David took time to give me his expert advice on achieving the colors I needed, and now I'm home, happily mixing and painting away -- the perfect colors in hand! (And with the knowledge to create ANY color I need!)

"Mandarine" by David Nittmann
Used with permission

Another very cool thing I learned is that David has spent countless hours, days, months, experimenting with and researching the very best paints and dyes to use on wood. Not your standard buy-at-craft-store-paints, David carries E'tac brand, which are the most light- and color-fast available today. They work especially well on wood because they are slightly stretchy, and won't "break" if the wood moves, (as it always does... even slightly). They're archival quality -- for the finest art pieces.

David Nittmann is an absolute treasure! I would encourage EVERYONE to take his classes -- he's a wonderfully creative and inspiring teacher, with a huge amount of knowledge to share. Thank you David for the very valuable and personalized instruction!

Now I get to practice painting with this fabulously fun tool. (I can't wait to take more advanced classes!)

On a very personal and professional note: I absolutely believe in taking classes from Masters of their art/craft. You can learn more in a single moment with a Master than in days with a someone who only practices their craft as a hobby.
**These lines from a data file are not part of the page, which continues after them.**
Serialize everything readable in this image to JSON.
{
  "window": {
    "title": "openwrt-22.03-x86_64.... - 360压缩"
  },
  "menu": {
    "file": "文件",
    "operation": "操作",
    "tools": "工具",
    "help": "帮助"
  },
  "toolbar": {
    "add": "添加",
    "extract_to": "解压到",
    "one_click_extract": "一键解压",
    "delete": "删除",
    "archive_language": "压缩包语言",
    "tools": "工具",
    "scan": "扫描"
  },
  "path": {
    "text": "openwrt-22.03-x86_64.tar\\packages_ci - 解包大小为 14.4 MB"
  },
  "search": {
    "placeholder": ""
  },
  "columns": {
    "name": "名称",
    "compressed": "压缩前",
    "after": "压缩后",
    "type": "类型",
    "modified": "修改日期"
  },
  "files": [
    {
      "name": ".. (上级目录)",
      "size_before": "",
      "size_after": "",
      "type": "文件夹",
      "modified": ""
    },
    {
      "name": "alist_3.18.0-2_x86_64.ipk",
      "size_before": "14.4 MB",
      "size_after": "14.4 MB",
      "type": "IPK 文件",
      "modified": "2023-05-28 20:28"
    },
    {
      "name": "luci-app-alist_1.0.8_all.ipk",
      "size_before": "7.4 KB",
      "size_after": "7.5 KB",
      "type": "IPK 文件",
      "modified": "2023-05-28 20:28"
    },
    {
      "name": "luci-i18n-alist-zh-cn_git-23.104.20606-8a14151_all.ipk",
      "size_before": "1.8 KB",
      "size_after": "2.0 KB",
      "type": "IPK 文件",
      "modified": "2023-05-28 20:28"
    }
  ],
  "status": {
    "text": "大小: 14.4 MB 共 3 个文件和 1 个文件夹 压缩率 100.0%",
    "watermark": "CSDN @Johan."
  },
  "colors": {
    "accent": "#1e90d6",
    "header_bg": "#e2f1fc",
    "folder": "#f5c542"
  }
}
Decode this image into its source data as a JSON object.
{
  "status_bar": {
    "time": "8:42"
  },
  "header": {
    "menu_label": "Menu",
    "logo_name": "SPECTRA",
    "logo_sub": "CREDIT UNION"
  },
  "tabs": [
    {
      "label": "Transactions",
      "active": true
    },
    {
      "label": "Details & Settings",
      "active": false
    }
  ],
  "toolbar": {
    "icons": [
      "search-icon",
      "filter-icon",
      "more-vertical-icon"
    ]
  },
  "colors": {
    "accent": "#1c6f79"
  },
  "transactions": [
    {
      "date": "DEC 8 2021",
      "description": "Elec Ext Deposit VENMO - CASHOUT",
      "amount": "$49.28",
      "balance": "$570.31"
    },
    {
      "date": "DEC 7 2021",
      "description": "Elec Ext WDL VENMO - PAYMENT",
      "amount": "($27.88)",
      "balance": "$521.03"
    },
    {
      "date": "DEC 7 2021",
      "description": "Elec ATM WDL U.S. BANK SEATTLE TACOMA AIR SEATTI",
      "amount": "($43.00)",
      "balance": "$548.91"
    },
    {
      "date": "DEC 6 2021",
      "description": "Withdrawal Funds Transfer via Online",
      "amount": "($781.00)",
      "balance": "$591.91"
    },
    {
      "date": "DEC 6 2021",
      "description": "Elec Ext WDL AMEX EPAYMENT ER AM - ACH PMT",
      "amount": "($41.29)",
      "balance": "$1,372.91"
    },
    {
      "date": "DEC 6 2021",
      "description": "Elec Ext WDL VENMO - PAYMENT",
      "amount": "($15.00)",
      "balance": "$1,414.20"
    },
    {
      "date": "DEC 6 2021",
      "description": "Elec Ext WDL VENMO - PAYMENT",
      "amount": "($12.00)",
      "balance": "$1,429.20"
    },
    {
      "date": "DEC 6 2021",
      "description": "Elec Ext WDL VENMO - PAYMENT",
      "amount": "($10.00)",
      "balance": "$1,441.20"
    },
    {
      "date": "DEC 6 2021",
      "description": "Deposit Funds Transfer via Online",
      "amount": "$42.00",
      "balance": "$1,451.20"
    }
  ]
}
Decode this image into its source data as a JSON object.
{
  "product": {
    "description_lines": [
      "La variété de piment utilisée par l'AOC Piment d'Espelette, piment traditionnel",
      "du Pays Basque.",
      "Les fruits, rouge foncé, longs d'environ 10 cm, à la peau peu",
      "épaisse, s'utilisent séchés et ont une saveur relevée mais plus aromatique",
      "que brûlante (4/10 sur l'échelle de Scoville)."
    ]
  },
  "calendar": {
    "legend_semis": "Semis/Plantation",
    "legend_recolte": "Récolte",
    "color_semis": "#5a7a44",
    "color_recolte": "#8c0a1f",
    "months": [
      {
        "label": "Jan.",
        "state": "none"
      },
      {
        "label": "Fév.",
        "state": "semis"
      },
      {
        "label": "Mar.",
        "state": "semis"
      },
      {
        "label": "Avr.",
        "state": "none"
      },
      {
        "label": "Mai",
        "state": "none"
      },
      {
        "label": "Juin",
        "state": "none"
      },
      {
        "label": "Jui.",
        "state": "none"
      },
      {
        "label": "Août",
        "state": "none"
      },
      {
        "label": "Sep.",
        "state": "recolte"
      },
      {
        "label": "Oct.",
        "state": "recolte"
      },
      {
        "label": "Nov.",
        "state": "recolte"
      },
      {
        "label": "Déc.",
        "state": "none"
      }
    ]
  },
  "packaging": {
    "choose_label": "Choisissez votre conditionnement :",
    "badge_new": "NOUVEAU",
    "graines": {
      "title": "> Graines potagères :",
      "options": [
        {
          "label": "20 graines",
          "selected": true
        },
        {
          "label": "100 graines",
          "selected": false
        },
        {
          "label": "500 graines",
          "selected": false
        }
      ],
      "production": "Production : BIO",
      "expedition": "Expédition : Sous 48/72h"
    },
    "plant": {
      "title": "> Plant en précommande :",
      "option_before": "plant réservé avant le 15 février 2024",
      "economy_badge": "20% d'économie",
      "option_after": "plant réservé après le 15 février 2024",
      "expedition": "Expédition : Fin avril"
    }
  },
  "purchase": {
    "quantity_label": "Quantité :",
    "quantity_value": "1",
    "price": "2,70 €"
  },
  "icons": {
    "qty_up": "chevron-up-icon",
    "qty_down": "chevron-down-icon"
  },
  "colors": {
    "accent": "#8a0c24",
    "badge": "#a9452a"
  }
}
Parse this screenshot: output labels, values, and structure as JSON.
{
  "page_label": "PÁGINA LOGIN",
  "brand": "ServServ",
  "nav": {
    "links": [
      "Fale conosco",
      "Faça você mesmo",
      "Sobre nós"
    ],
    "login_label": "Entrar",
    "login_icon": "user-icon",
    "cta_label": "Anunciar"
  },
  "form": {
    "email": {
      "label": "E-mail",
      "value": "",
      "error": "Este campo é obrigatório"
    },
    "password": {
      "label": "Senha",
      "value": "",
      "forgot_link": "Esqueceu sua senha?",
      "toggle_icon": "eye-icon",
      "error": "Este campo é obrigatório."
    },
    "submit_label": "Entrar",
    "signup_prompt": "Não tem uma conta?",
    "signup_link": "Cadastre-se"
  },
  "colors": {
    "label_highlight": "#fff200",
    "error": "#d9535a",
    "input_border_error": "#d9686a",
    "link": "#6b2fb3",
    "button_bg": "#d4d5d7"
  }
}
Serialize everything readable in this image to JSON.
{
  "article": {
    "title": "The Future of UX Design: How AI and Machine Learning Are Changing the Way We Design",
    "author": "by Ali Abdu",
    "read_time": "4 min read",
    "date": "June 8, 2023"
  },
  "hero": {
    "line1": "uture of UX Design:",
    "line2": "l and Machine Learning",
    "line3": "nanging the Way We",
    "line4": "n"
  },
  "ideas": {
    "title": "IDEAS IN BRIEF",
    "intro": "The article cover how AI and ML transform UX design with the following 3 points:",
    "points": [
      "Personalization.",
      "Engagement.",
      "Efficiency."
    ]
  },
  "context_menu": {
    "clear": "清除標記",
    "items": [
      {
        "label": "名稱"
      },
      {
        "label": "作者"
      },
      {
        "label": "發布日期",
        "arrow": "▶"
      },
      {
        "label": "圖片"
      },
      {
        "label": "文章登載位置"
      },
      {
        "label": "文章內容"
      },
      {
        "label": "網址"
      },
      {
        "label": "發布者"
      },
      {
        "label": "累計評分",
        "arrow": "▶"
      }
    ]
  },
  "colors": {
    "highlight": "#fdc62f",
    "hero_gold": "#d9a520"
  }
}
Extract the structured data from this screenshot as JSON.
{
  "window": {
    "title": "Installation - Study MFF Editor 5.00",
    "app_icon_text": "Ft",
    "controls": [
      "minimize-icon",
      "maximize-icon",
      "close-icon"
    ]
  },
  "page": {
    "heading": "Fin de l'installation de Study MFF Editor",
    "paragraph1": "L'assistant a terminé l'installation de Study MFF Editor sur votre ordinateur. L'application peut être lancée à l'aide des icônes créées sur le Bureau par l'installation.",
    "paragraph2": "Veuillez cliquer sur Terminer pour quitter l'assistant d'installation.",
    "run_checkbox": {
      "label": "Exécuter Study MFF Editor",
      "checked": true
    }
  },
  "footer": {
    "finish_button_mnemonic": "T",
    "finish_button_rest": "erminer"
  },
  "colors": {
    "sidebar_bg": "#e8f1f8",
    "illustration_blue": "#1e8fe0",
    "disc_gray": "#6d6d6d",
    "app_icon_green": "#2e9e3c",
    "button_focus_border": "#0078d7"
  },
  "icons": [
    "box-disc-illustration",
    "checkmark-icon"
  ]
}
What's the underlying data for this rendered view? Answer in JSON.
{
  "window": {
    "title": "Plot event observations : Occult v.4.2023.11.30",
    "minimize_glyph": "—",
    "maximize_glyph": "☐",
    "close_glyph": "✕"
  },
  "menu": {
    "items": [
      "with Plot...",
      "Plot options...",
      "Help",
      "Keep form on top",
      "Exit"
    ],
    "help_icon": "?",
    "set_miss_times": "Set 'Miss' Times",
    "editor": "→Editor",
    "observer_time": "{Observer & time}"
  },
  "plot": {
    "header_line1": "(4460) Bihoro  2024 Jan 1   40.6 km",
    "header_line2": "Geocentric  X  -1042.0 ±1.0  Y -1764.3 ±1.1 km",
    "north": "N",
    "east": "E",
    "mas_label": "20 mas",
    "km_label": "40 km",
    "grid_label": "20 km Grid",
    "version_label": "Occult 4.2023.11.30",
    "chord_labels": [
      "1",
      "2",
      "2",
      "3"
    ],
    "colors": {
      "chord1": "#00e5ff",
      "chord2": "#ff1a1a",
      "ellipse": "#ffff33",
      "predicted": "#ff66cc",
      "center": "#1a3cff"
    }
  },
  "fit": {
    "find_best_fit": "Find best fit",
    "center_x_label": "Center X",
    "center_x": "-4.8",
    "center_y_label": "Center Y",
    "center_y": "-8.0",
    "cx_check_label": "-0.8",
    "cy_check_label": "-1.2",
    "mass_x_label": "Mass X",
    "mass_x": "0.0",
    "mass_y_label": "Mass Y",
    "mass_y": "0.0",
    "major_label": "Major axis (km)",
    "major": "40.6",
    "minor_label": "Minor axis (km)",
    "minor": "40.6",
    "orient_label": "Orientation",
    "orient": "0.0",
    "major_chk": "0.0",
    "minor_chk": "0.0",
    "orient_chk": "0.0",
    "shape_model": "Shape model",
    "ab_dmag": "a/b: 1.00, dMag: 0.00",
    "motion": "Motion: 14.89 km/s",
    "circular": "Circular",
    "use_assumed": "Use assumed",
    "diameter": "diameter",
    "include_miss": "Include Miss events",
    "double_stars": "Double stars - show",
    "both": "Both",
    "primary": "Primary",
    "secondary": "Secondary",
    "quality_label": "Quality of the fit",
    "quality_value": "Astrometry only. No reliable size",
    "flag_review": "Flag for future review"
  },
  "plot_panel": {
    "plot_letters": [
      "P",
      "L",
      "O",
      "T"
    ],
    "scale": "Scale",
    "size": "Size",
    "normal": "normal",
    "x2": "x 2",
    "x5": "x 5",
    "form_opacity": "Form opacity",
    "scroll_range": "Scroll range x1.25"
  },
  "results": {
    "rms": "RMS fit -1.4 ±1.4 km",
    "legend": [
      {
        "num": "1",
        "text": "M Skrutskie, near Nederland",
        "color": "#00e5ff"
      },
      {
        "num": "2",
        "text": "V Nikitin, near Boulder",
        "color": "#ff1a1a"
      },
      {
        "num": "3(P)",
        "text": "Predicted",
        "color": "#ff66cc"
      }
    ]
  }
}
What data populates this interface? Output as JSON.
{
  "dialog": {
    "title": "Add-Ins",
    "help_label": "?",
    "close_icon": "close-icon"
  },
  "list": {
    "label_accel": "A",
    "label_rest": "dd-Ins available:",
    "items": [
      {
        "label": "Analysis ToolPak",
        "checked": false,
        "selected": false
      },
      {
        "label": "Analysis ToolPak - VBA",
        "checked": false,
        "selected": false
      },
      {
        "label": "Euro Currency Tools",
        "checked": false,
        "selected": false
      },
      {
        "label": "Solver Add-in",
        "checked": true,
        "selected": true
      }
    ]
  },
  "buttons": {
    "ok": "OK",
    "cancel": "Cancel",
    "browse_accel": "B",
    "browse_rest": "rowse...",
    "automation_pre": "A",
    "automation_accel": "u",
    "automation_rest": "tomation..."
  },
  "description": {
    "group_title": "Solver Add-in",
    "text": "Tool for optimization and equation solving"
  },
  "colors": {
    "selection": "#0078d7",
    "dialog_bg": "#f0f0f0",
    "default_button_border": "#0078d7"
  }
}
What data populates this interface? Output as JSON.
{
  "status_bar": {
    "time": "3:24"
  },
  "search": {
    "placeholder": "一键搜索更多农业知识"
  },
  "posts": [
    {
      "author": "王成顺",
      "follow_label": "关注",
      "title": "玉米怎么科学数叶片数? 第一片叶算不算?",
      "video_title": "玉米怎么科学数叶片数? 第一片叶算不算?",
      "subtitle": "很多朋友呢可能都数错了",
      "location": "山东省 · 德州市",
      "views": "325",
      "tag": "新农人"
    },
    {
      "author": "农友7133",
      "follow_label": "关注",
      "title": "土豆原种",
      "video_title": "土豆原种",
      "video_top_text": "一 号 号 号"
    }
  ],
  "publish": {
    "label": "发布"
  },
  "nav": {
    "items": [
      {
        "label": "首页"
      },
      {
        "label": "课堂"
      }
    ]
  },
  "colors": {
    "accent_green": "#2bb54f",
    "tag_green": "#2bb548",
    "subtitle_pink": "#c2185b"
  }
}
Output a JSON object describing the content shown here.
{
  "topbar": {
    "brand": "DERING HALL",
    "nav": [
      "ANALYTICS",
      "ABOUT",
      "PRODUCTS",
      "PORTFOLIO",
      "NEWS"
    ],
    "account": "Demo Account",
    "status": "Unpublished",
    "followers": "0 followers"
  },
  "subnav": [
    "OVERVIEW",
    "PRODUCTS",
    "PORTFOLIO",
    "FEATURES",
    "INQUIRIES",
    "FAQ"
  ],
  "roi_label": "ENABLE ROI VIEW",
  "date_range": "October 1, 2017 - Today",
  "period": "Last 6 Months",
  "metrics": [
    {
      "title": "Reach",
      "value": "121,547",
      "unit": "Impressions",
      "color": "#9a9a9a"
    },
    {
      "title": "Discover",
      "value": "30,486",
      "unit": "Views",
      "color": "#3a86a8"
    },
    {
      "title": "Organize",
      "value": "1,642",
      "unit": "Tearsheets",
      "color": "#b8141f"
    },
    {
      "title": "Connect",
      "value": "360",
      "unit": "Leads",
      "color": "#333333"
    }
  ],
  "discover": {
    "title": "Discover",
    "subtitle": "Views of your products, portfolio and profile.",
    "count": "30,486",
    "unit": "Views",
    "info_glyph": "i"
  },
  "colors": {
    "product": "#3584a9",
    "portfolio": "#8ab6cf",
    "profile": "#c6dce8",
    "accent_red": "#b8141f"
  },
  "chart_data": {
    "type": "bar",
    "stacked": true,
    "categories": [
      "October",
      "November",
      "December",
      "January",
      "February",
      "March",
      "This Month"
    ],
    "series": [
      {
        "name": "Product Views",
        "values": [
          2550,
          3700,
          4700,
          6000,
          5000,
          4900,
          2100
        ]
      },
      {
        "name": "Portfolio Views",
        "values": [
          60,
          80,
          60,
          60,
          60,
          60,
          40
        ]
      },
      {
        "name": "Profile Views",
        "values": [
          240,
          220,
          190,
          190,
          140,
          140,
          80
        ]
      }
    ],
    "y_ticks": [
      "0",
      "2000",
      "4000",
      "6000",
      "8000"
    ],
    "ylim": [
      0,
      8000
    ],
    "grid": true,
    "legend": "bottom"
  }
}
Masters use and improve their skills every working hour of the day -- there's NO substitute for their expertise. David Nittmann is one of the finest of these professionals.

Monday, January 25, 2010

Posting Day!

Greetings! Yes, indeed, it's another posting day, and I have some beauties for you! Check out five new crochet hooks posted on eBay today!

Here's a small preview:

Two fantastic new materials -- Pasta and Acorns! Each is embedded within coordinating acrylics! Very very cool stuff! Both are listed up on eBay!

In other news, I have been working on some other VERY cool projects lately... having a lot of fun in the shop and learning many new techniques! Back to work for me!

Friday, January 1, 2010

Working with New Materials

Happy New Year! I wish everyone the best in this bright and promising new year!

I've just posted five gorgeous new crochet hooks, (including the two mentioned below), on eBay, and two gorgeous new nostepindes on Etsy! Please check them out!

Thank you everyone for your wonderful comments about my Photography Tutorial posted last week!

I was so inspired this past week, I wanted to share my experiences with you about new materials.

Whether it be yarn, fabric, wood, metal, plastic, clay, or even new plants for your garden, new materials can rekindle passion and provide inspiration for ongoing projects. Take the two hooks below:

I was privileged to win a wonderful handmade pen from Syzygy Pens in a Christmas contest. I asked about the material from which it was made and was sent to a web site that was completely new to me! Inside I found some marvelously magical materials, and my thoughts began to fly!

Last week I received my order, and oh what inspiration took hold! I made a profusion of new designs inspired by these phantasmagorical acrylics!

I own literally hundreds of miles of yarn, hundreds of yards of fabric, and hundreds of board-feet of wood, and while it may seem that I clearly have enough... sometimes it is beneficial to buy that sparkling something that winks at you in the store... that material that combines real coffee beans with acrylic and smells delicious... and that rosewood that can't help but jump in the car and excitedly ask "are we home yet?"

I try to be on-top of new technologies, especially where tools are concerned -- I use only the best. Keeping on top of materials technology is important too -- new materials can take your work to the height of excitement!

Adding an eyelash yarn to plain knit transforms "mundane" into "pizazz." Using exotic burls instead of straight-grained wood adds texture and life to a piece. The second hook from the top has a finial made of burl wood combined with acrylic material, allowing the plastic to flow into every nook and cranny. When turned, it produced a fantastic "river" that flows all the way to the top of the hook!

Keep looking for the newest, the most interesting. Remember the Free Form Fiber Artist's Credo: "You only need one skein." (Or one block of wood). Visit new web sites, explore the marvelous global community of the Internet, and search for what excites your imagination!